- Task goal
Wherever a line in the data below holds "Intel", copy that line.

··········

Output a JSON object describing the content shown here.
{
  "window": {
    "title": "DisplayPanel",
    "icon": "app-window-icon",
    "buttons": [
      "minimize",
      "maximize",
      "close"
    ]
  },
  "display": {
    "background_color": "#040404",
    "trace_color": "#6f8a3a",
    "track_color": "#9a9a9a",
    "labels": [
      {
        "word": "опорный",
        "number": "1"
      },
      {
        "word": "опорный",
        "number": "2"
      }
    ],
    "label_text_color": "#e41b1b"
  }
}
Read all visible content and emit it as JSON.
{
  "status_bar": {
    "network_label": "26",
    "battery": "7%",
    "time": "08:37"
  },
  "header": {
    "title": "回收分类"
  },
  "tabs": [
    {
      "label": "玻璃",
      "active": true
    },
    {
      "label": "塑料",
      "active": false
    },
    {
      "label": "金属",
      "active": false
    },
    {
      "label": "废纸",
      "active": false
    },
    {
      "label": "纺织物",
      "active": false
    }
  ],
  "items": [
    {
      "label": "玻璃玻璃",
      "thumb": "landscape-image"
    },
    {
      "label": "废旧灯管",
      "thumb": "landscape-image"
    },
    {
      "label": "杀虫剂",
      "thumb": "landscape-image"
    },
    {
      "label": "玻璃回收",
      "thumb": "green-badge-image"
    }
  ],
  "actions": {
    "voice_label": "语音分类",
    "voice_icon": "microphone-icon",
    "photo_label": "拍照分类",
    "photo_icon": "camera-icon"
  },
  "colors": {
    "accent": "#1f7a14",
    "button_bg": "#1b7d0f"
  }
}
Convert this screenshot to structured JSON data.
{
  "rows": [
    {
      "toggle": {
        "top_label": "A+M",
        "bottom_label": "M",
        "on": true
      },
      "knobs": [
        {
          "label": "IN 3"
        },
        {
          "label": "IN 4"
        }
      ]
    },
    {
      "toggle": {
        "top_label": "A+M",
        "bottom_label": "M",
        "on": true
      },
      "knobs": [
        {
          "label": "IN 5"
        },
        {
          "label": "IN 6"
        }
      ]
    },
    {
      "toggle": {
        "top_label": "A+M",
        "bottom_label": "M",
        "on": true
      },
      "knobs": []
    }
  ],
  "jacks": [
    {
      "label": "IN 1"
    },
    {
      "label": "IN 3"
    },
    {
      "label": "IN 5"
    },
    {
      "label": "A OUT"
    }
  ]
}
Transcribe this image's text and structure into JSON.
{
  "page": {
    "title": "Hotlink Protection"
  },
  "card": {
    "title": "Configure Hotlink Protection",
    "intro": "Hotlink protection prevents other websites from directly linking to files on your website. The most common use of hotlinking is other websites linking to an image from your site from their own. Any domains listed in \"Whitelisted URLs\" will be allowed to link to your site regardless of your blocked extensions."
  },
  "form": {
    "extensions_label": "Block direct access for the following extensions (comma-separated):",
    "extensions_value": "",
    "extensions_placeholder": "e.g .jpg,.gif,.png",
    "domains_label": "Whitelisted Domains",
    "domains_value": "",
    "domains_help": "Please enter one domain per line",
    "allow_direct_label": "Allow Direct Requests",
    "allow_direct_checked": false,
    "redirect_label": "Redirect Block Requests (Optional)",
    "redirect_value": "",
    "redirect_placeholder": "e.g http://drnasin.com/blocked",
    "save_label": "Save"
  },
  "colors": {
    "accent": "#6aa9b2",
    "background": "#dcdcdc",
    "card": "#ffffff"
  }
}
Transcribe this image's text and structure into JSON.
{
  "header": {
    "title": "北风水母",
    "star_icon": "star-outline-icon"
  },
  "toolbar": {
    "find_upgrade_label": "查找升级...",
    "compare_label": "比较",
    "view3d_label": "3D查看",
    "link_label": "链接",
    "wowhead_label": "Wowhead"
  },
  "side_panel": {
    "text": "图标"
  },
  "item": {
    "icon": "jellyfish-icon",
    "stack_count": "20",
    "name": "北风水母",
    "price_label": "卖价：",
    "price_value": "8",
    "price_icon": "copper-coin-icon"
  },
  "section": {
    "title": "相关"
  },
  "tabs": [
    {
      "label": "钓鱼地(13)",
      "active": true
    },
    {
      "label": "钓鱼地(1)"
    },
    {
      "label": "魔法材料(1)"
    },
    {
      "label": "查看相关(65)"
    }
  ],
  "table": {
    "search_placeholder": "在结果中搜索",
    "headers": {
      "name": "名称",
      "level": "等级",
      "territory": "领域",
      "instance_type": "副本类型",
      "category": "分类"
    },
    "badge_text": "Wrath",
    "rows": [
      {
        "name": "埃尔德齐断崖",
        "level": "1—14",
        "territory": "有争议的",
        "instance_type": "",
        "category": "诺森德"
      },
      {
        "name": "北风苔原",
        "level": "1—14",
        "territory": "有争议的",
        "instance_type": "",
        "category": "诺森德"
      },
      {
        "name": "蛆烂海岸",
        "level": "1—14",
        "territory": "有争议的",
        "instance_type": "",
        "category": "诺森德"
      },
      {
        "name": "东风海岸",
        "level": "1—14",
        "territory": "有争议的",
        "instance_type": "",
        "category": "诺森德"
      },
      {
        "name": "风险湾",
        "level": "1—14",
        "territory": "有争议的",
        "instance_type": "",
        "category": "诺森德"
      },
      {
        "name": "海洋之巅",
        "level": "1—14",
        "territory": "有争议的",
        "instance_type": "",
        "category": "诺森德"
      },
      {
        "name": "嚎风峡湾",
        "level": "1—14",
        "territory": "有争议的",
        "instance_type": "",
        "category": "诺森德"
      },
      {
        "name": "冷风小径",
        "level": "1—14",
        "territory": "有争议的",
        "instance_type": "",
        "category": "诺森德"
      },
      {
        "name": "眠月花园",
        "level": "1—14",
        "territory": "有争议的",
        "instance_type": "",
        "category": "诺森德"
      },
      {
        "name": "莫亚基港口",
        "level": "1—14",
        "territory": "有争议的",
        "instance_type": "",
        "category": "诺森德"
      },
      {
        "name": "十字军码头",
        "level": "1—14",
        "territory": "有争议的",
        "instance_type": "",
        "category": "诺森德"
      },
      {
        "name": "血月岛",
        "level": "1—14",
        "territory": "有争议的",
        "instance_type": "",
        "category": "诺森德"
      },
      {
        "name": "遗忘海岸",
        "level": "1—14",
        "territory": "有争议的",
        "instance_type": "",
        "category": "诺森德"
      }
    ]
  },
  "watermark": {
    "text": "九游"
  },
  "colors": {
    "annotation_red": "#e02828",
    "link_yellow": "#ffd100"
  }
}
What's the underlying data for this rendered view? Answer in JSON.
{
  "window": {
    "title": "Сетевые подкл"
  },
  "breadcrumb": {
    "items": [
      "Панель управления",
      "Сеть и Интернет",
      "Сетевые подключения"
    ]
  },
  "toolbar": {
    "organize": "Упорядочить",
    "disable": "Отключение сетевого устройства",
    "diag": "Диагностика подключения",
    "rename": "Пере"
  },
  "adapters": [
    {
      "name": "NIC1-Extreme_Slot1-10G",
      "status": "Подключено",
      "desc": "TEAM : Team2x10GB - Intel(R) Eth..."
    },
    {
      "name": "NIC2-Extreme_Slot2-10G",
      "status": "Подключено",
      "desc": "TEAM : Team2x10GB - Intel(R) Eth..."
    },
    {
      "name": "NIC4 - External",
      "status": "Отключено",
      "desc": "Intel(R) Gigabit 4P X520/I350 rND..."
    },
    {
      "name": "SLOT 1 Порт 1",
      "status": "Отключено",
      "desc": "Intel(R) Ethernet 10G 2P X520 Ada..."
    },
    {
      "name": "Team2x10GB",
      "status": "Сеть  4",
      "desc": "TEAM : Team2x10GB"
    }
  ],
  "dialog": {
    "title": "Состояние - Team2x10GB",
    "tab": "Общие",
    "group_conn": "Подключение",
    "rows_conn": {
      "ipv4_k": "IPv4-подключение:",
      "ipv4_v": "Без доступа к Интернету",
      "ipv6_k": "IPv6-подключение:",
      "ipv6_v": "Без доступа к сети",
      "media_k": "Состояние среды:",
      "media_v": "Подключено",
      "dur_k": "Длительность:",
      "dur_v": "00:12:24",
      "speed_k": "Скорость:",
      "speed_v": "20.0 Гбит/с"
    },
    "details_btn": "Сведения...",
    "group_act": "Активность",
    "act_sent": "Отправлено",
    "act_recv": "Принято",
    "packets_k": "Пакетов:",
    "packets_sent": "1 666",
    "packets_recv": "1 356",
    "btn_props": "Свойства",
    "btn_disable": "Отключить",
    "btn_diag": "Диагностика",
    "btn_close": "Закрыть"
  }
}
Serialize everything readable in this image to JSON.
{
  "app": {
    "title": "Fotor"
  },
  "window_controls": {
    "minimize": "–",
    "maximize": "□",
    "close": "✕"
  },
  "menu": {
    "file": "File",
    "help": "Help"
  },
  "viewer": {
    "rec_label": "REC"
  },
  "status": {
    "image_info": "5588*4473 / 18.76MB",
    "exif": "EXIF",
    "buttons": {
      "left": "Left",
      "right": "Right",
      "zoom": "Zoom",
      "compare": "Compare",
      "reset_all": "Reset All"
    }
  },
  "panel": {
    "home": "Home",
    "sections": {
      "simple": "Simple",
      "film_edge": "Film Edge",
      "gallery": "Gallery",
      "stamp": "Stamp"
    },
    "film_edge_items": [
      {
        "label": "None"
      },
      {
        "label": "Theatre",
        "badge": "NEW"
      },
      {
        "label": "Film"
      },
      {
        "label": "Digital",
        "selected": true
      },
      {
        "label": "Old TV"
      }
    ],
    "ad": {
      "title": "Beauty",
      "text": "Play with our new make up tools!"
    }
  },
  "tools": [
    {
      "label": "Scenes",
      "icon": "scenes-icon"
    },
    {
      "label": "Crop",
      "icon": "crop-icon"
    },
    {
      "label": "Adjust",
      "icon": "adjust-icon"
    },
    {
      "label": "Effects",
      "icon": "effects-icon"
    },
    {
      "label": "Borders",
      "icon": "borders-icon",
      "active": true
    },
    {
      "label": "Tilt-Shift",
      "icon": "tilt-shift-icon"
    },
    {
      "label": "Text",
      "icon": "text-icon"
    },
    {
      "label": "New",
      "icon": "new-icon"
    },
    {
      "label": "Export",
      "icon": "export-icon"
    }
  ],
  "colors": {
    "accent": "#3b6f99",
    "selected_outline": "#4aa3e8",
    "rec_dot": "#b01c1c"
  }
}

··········

- Task solution
      "desc": "TEAM : Team2x10GB - Intel(R) Eth..."
      "desc": "TEAM : Team2x10GB - Intel(R) Eth..."
      "desc": "Intel(R) Gigabit 4P X520/I350 rND..."
      "desc": "Intel(R) Ethernet 10G 2P X520 Ada..."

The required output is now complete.